## [Work item]
Which lines of the listing below contain the word "drag"? Return them.
####
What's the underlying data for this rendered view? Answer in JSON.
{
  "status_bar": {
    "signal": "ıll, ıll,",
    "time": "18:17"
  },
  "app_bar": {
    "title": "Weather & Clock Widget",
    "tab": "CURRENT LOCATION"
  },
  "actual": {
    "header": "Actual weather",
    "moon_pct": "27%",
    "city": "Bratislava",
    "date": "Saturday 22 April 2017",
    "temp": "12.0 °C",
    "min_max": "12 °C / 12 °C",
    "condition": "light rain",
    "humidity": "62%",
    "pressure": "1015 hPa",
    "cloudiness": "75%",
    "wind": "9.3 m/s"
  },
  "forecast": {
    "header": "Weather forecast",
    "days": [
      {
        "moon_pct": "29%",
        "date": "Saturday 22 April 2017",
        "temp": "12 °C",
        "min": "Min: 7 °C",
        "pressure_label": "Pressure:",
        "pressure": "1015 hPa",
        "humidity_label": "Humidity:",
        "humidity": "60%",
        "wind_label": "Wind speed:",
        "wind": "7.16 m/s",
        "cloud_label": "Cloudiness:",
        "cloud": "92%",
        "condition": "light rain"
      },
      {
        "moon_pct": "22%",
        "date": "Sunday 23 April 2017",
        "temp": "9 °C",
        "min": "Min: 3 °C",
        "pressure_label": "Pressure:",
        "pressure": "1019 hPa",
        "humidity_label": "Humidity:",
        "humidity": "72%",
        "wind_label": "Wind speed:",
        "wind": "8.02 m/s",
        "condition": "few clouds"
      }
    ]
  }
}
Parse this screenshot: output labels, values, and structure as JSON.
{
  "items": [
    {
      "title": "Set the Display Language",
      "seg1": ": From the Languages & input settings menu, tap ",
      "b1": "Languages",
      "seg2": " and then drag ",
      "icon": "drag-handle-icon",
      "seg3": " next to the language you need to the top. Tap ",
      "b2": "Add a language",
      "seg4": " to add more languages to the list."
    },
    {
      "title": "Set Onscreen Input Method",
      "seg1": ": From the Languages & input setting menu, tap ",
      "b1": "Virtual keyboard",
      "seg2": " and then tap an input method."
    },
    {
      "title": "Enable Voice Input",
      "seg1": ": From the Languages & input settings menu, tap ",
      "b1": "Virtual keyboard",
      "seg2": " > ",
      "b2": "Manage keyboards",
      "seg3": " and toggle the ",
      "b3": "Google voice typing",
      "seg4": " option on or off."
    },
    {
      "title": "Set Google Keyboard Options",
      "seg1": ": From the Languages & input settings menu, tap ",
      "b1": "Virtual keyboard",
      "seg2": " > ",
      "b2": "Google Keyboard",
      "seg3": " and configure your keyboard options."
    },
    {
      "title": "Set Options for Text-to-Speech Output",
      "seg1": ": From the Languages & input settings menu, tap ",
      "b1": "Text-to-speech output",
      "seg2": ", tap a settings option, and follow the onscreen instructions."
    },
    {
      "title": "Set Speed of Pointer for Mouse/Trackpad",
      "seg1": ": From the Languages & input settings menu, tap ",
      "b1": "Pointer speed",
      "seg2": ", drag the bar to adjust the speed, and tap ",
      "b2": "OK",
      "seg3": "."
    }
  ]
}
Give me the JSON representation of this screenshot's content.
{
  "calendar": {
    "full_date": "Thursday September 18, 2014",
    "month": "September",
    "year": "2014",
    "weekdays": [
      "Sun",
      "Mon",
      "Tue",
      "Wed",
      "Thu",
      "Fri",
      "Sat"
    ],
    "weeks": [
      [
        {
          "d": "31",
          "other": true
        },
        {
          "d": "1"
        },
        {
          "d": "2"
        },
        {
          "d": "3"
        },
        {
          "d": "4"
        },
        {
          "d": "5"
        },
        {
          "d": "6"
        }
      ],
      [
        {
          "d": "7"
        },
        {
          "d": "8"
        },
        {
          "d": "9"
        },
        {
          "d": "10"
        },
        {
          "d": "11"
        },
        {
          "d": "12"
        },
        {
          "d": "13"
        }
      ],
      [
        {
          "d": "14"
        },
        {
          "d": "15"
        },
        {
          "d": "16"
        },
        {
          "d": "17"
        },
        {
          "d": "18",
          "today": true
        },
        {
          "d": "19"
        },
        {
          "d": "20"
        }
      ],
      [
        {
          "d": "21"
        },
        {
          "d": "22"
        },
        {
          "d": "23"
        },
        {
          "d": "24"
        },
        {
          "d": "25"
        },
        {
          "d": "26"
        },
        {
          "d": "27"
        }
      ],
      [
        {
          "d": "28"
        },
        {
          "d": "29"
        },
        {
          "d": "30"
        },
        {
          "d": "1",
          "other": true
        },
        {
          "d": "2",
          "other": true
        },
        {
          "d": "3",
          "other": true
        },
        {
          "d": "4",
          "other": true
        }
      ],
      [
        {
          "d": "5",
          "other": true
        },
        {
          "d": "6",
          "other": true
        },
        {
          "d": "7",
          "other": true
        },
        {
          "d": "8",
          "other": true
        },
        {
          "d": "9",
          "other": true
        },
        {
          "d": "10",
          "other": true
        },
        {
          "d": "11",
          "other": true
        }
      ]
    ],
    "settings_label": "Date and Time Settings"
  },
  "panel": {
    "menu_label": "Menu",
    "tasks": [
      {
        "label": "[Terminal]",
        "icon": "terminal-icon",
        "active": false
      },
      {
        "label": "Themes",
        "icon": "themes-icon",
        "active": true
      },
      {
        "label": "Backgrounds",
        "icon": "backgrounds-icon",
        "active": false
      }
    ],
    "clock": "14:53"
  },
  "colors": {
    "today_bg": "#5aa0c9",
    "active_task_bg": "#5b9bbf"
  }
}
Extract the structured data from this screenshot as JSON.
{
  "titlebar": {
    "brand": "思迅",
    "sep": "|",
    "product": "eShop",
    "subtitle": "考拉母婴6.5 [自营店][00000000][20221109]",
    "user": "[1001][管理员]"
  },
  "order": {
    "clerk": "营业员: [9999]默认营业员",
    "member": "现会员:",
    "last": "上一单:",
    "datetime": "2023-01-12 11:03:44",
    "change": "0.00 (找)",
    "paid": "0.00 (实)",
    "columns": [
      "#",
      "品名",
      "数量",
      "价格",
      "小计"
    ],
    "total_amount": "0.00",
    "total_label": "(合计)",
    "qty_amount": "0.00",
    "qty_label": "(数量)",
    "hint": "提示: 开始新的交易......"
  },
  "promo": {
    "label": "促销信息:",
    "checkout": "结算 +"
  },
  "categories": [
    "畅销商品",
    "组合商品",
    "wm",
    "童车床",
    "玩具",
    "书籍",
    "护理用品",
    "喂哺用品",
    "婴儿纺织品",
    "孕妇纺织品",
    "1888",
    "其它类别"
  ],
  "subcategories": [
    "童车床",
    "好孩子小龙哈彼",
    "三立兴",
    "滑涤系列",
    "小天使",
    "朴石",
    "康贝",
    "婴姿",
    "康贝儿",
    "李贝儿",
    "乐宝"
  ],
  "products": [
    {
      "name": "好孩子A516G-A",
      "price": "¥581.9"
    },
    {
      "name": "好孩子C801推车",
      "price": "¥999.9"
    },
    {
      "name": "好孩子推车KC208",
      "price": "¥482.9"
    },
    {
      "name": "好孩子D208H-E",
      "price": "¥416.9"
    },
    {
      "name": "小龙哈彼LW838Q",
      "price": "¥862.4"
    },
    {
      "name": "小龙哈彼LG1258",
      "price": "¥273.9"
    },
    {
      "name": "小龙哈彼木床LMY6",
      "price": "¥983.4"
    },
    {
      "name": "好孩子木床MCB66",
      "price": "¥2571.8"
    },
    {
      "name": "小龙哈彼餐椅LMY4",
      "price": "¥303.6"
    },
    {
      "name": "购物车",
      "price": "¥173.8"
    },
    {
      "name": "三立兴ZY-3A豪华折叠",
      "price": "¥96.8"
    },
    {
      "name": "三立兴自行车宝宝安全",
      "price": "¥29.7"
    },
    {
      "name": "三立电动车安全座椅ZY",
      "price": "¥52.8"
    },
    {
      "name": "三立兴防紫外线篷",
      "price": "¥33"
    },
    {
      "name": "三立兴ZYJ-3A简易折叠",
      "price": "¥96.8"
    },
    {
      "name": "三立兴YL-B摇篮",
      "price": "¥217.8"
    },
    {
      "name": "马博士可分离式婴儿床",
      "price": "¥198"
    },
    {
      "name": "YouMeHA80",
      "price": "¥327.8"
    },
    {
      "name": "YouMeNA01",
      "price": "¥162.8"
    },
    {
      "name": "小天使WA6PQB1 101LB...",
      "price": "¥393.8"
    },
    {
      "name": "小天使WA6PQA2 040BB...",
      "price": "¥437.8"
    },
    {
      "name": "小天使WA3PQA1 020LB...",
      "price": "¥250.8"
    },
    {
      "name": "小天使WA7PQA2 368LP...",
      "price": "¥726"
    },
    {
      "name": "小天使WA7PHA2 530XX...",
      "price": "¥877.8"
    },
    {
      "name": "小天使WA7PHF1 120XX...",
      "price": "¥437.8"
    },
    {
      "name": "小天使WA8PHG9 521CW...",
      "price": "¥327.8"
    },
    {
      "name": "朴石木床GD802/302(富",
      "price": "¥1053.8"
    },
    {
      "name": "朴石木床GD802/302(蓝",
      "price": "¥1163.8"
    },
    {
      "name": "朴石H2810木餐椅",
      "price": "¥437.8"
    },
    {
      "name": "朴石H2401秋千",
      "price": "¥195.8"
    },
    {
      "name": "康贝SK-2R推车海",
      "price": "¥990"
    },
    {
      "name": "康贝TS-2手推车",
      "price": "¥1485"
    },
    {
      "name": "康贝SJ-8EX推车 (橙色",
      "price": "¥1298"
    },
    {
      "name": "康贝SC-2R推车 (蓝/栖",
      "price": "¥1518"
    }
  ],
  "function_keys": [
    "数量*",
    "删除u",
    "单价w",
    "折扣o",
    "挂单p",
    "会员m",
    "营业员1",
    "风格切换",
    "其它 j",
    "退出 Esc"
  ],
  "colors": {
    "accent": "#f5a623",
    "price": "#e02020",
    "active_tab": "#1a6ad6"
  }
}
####
## [Exercise output]
      "seg2": " and then drag ",
      "icon": "drag-handle-icon",
      "seg2": ", drag the bar to adjust the speed, and tap ",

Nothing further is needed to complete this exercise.